Action item ▸
Among the lines of the records, find all that carry the word "data" and copy them.

Stored items from a collection:
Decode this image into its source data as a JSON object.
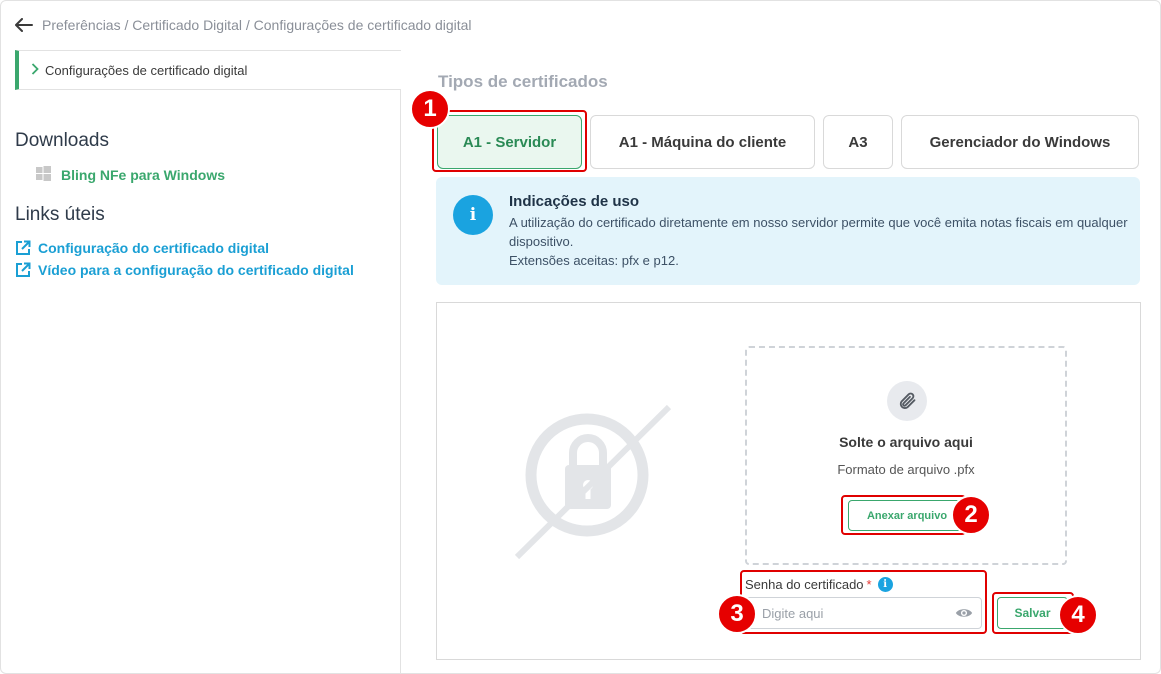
{
  "breadcrumb": "Preferências / Certificado Digital / Configurações de certificado digital",
  "sidebar": {
    "current_item": "Configurações de certificado digital",
    "downloads_heading": "Downloads",
    "download_link": "Bling NFe para Windows",
    "links_heading": "Links úteis",
    "links": [
      "Configuração do certificado digital",
      "Vídeo para a configuração do certificado digital"
    ]
  },
  "main": {
    "section_title": "Tipos de certificados",
    "tabs": [
      {
        "label": "A1 - Servidor",
        "active": true
      },
      {
        "label": "A1 - Máquina do cliente",
        "active": false
      },
      {
        "label": "A3",
        "active": false
      },
      {
        "label": "Gerenciador do Windows",
        "active": false
      }
    ],
    "info": {
      "icon_glyph": "i",
      "title": "Indicações de uso",
      "text_line1": "A utilização do certificado diretamente em nosso servidor permite que você emita notas fiscais em qualquer dispositivo.",
      "text_line2": "Extensões aceitas: pfx e p12."
    },
    "dropzone": {
      "title": "Solte o arquivo aqui",
      "format": "Formato de arquivo .pfx",
      "attach_label": "Anexar arquivo"
    },
    "password": {
      "label": "Senha do certificado",
      "required_mark": "*",
      "hint_glyph": "i",
      "placeholder": "Digite aqui",
      "value": ""
    },
    "save_label": "Salvar"
  },
  "annotations": [
    "1",
    "2",
    "3",
    "4"
  ],
  "colors": {
    "accent_green": "#3aa76d",
    "link_blue": "#1a9fd4",
    "info_bg": "#e3f4fb",
    "annotation_red": "#e60000"
  }
}
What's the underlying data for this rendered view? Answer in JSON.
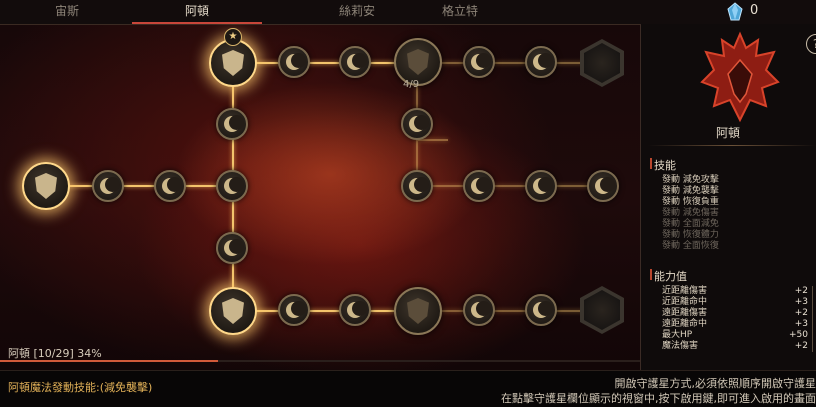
{
  "tabs": [
    {
      "label": "宙斯"
    },
    {
      "label": "阿頓"
    },
    {
      "label": "絲莉安"
    },
    {
      "label": "格立特"
    }
  ],
  "currency": {
    "icon": "blue-gem-icon",
    "count": "0"
  },
  "tree": {
    "star_icon": "star-icon",
    "node_counter": "4/9"
  },
  "panel": {
    "emblem_icon": "red-demon-crest-icon",
    "name": "阿頓",
    "help": "?",
    "skills_title": "技能",
    "skills": [
      {
        "text": "發動 減免攻擊",
        "active": true
      },
      {
        "text": "發動 減免襲擊",
        "active": true
      },
      {
        "text": "發動 恢復負重",
        "active": true
      },
      {
        "text": "發動 減免傷害",
        "active": false
      },
      {
        "text": "發動 全面減免",
        "active": false
      },
      {
        "text": "發動 恢復體力",
        "active": false
      },
      {
        "text": "發動 全面恢復",
        "active": false
      }
    ],
    "stats_title": "能力值",
    "stats": [
      {
        "label": "近距離傷害",
        "value": "+2"
      },
      {
        "label": "近距離命中",
        "value": "+3"
      },
      {
        "label": "遠距離傷害",
        "value": "+2"
      },
      {
        "label": "遠距離命中",
        "value": "+3"
      },
      {
        "label": "最大HP",
        "value": "+50"
      },
      {
        "label": "魔法傷害",
        "value": "+2"
      }
    ]
  },
  "progress": {
    "label": "阿頓 [10/29] 34%",
    "fraction": 0.34
  },
  "footer": {
    "skill_name": "阿頓魔法發動技能:(減免襲擊)",
    "hint_line1": "開啟守護星方式,必須依照順序開啟守護星",
    "hint_line2": "在點擊守護星欄位顯示的視窗中,按下啟用鍵,即可進入啟用的畫面"
  },
  "colors": {
    "accent": "#c8463a",
    "gold": "#f3c46c",
    "skill_active": "#d7ccb9",
    "skill_inactive": "#6e665c"
  }
}
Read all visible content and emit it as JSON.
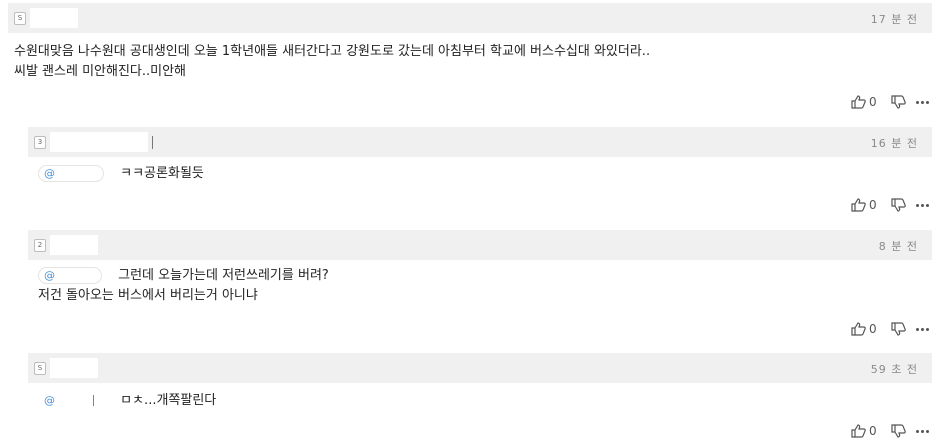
{
  "comments": [
    {
      "badge": "S",
      "time": "17 분 전",
      "lines": [
        "수원대맞음 나수원대 공대생인데 오늘 1학년애들 새터간다고 강원도로 갔는데 아침부터 학교에 버스수십대 와있더라..",
        "씨발 괜스레 미안해진다..미안해"
      ],
      "likes": "0"
    },
    {
      "badge": "3",
      "time": "16 분 전",
      "mention": "@",
      "lines": [
        "ㅋㅋ공론화될듯"
      ],
      "likes": "0"
    },
    {
      "badge": "2",
      "time": "8 분 전",
      "mention": "@",
      "lines": [
        "그런데 오늘가는데 저런쓰레기를 버려?",
        "저건 돌아오는 버스에서 버리는거 아니냐"
      ],
      "likes": "0"
    },
    {
      "badge": "S",
      "time": "59 초 전",
      "mention": "@",
      "lines": [
        "ㅁㅊ...개쪽팔린다"
      ],
      "likes": "0"
    }
  ],
  "icons": {
    "like": "thumbs-up-icon",
    "dislike": "thumbs-down-icon",
    "more": "more-icon"
  }
}
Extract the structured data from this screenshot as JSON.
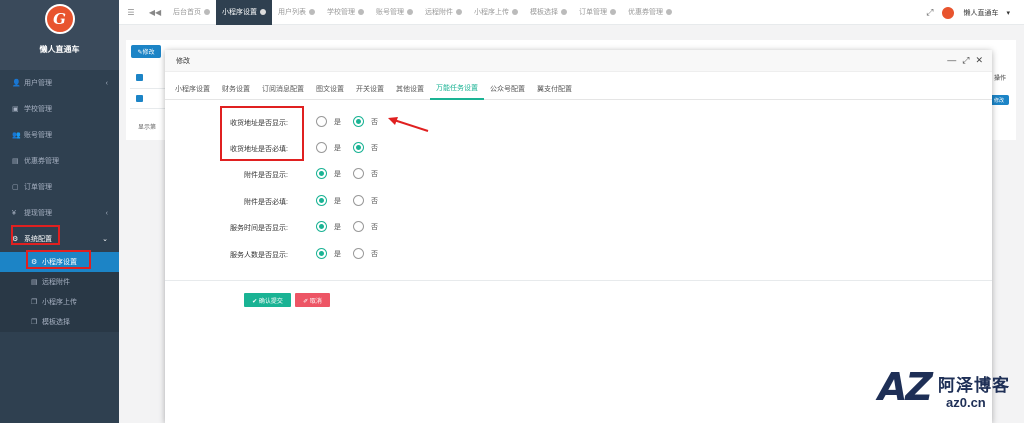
{
  "brand": {
    "logo_text": "G",
    "name": "懒人直通车"
  },
  "sidebar": {
    "items": [
      {
        "icon": "user-icon",
        "glyph": "👤",
        "label": "用户管理",
        "caret": "‹"
      },
      {
        "icon": "book-icon",
        "glyph": "▣",
        "label": "学校管理",
        "caret": ""
      },
      {
        "icon": "users-icon",
        "glyph": "👥",
        "label": "账号管理",
        "caret": ""
      },
      {
        "icon": "ticket-icon",
        "glyph": "▤",
        "label": "优惠券管理",
        "caret": ""
      },
      {
        "icon": "file-icon",
        "glyph": "▢",
        "label": "订单管理",
        "caret": ""
      },
      {
        "icon": "yen-icon",
        "glyph": "¥",
        "label": "提现管理",
        "caret": "‹"
      },
      {
        "icon": "gear-icon",
        "glyph": "⚙",
        "label": "系统配置",
        "caret": "⌄"
      }
    ],
    "sub_items": [
      {
        "icon": "gear-icon",
        "glyph": "⚙",
        "label": "小程序设置",
        "active": true
      },
      {
        "icon": "file-icon",
        "glyph": "▤",
        "label": "远程附件"
      },
      {
        "icon": "copy-icon",
        "glyph": "❐",
        "label": "小程序上传"
      },
      {
        "icon": "copy-icon",
        "glyph": "❐",
        "label": "模板选择"
      }
    ]
  },
  "topbar": {
    "tabs": [
      "后台首页",
      "小程序设置",
      "用户列表",
      "学校管理",
      "账号管理",
      "远程附件",
      "小程序上传",
      "模板选择",
      "订单管理",
      "优惠券管理"
    ],
    "active_tab": 1,
    "user_name": "懒人直通车",
    "user_caret": "▾"
  },
  "background": {
    "edit_button": "✎修改",
    "display_text": "显示第",
    "right_head": "操作",
    "right_button": "修改"
  },
  "modal": {
    "title": "修改",
    "controls": {
      "minimize": "—",
      "maximize": "⤢",
      "close": "✕"
    },
    "tabs": [
      "小程序设置",
      "财务设置",
      "订阅消息配置",
      "图文设置",
      "开关设置",
      "其他设置",
      "万能任务设置",
      "公众号配置",
      "翼支付配置"
    ],
    "active_tab": 6,
    "fields": [
      {
        "label": "收货地址是否显示:",
        "yes": "是",
        "no": "否",
        "selected": "no"
      },
      {
        "label": "收货地址是否必填:",
        "yes": "是",
        "no": "否",
        "selected": "no"
      },
      {
        "label": "附件是否显示:",
        "yes": "是",
        "no": "否",
        "selected": "yes"
      },
      {
        "label": "附件是否必填:",
        "yes": "是",
        "no": "否",
        "selected": "yes"
      },
      {
        "label": "服务时间是否显示:",
        "yes": "是",
        "no": "否",
        "selected": "yes"
      },
      {
        "label": "服务人数是否显示:",
        "yes": "是",
        "no": "否",
        "selected": "yes"
      }
    ],
    "submit_label": "✔ 确认提交",
    "cancel_label": "✐ 取消"
  },
  "colors": {
    "accent": "#1ab394",
    "sidebar": "#2f4050",
    "active_blue": "#1c84c6",
    "danger": "#ed5565",
    "annotation_red": "#e02020"
  },
  "watermark": {
    "mark": "AZ",
    "name": "阿泽博客",
    "url": "az0.cn"
  }
}
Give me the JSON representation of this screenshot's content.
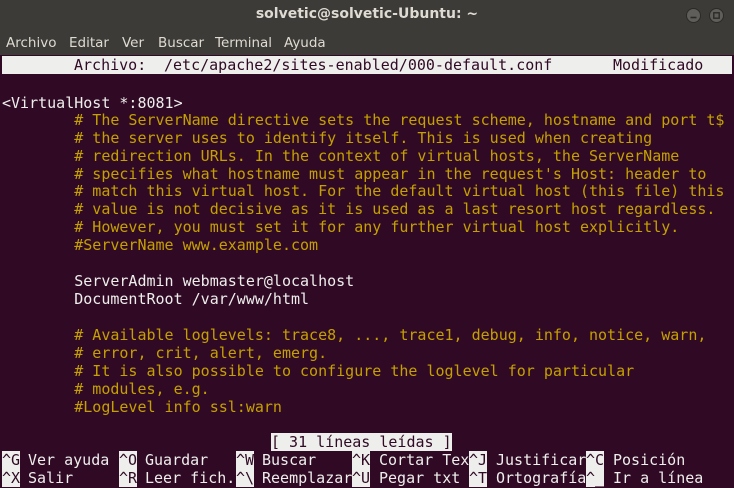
{
  "window": {
    "title": "solvetic@solvetic-Ubuntu: ~",
    "menu": [
      "Archivo",
      "Editar",
      "Ver",
      "Buscar",
      "Terminal",
      "Ayuda"
    ]
  },
  "nano": {
    "header_label": "Archivo:",
    "header_path": "/etc/apache2/sites-enabled/000-default.conf",
    "header_status": "Modificado",
    "lines": [
      {
        "text": "<VirtualHost *:8081>",
        "type": "code"
      },
      {
        "text": "        # The ServerName directive sets the request scheme, hostname and port t$",
        "type": "comment"
      },
      {
        "text": "        # the server uses to identify itself. This is used when creating",
        "type": "comment"
      },
      {
        "text": "        # redirection URLs. In the context of virtual hosts, the ServerName",
        "type": "comment"
      },
      {
        "text": "        # specifies what hostname must appear in the request's Host: header to",
        "type": "comment"
      },
      {
        "text": "        # match this virtual host. For the default virtual host (this file) this",
        "type": "comment"
      },
      {
        "text": "        # value is not decisive as it is used as a last resort host regardless.",
        "type": "comment"
      },
      {
        "text": "        # However, you must set it for any further virtual host explicitly.",
        "type": "comment"
      },
      {
        "text": "        #ServerName www.example.com",
        "type": "comment"
      },
      {
        "text": "",
        "type": "code"
      },
      {
        "text": "        ServerAdmin webmaster@localhost",
        "type": "code"
      },
      {
        "text": "        DocumentRoot /var/www/html",
        "type": "code"
      },
      {
        "text": "",
        "type": "code"
      },
      {
        "text": "        # Available loglevels: trace8, ..., trace1, debug, info, notice, warn,",
        "type": "comment"
      },
      {
        "text": "        # error, crit, alert, emerg.",
        "type": "comment"
      },
      {
        "text": "        # It is also possible to configure the loglevel for particular",
        "type": "comment"
      },
      {
        "text": "        # modules, e.g.",
        "type": "comment"
      },
      {
        "text": "        #LogLevel info ssl:warn",
        "type": "comment"
      }
    ],
    "status_message": "[ 31 líneas leídas ]",
    "shortcuts_row1": [
      {
        "key": "^G",
        "label": "Ver ayuda"
      },
      {
        "key": "^O",
        "label": "Guardar"
      },
      {
        "key": "^W",
        "label": "Buscar"
      },
      {
        "key": "^K",
        "label": "Cortar Tex"
      },
      {
        "key": "^J",
        "label": "Justificar"
      },
      {
        "key": "^C",
        "label": "Posición"
      }
    ],
    "shortcuts_row2": [
      {
        "key": "^X",
        "label": "Salir"
      },
      {
        "key": "^R",
        "label": "Leer fich."
      },
      {
        "key": "^\\",
        "label": "Reemplazar"
      },
      {
        "key": "^U",
        "label": "Pegar txt"
      },
      {
        "key": "^T",
        "label": "Ortografía"
      },
      {
        "key": "^_",
        "label": "Ir a línea"
      }
    ]
  },
  "colors": {
    "terminal_bg": "#300a24",
    "terminal_fg": "#eeeeec",
    "comment": "#c4a000",
    "chrome": "#3c3b37"
  }
}
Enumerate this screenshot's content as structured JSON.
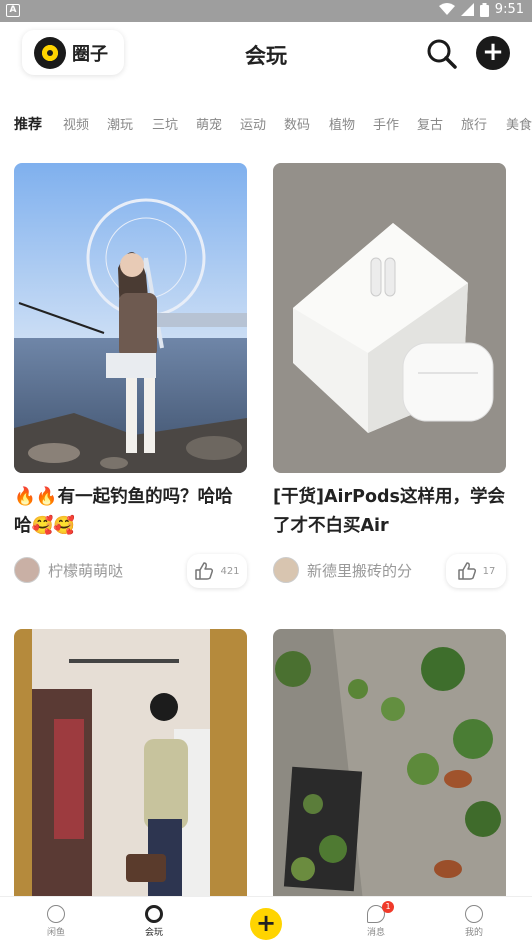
{
  "status_bar": {
    "time": "9:51",
    "battery": "83"
  },
  "header": {
    "circle_label": "圈子",
    "title": "会玩"
  },
  "tabs": [
    "推荐",
    "视频",
    "潮玩",
    "三坑",
    "萌宠",
    "运动",
    "数码",
    "植物",
    "手作",
    "复古",
    "旅行",
    "美食"
  ],
  "cards": [
    {
      "title": "🔥🔥有一起钓鱼的吗？哈哈哈🥰🥰",
      "author": "柠檬萌萌哒",
      "likes": "421"
    },
    {
      "title": "[干货]AirPods这样用，学会了才不白买Air",
      "author": "新德里搬砖的分",
      "likes": "17"
    },
    {
      "title": "",
      "author": "",
      "likes": ""
    },
    {
      "title": "",
      "author": "",
      "likes": ""
    }
  ],
  "tabbar": {
    "items": [
      {
        "label": "闲鱼"
      },
      {
        "label": "会玩"
      },
      {
        "label": "消息",
        "badge": "1"
      },
      {
        "label": "我的"
      }
    ]
  },
  "colors": {
    "accent": "#ffd400",
    "badge": "#f03a2a"
  },
  "icons": [
    "search-icon",
    "add-icon",
    "like-icon",
    "home-icon",
    "play-icon",
    "message-icon",
    "profile-icon"
  ]
}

Solution to this task ▸
Decode this image into its source data as a JSON object.
What's the underlying data for this rendered view? Answer in JSON.
Extract the structured data from this screenshot as JSON.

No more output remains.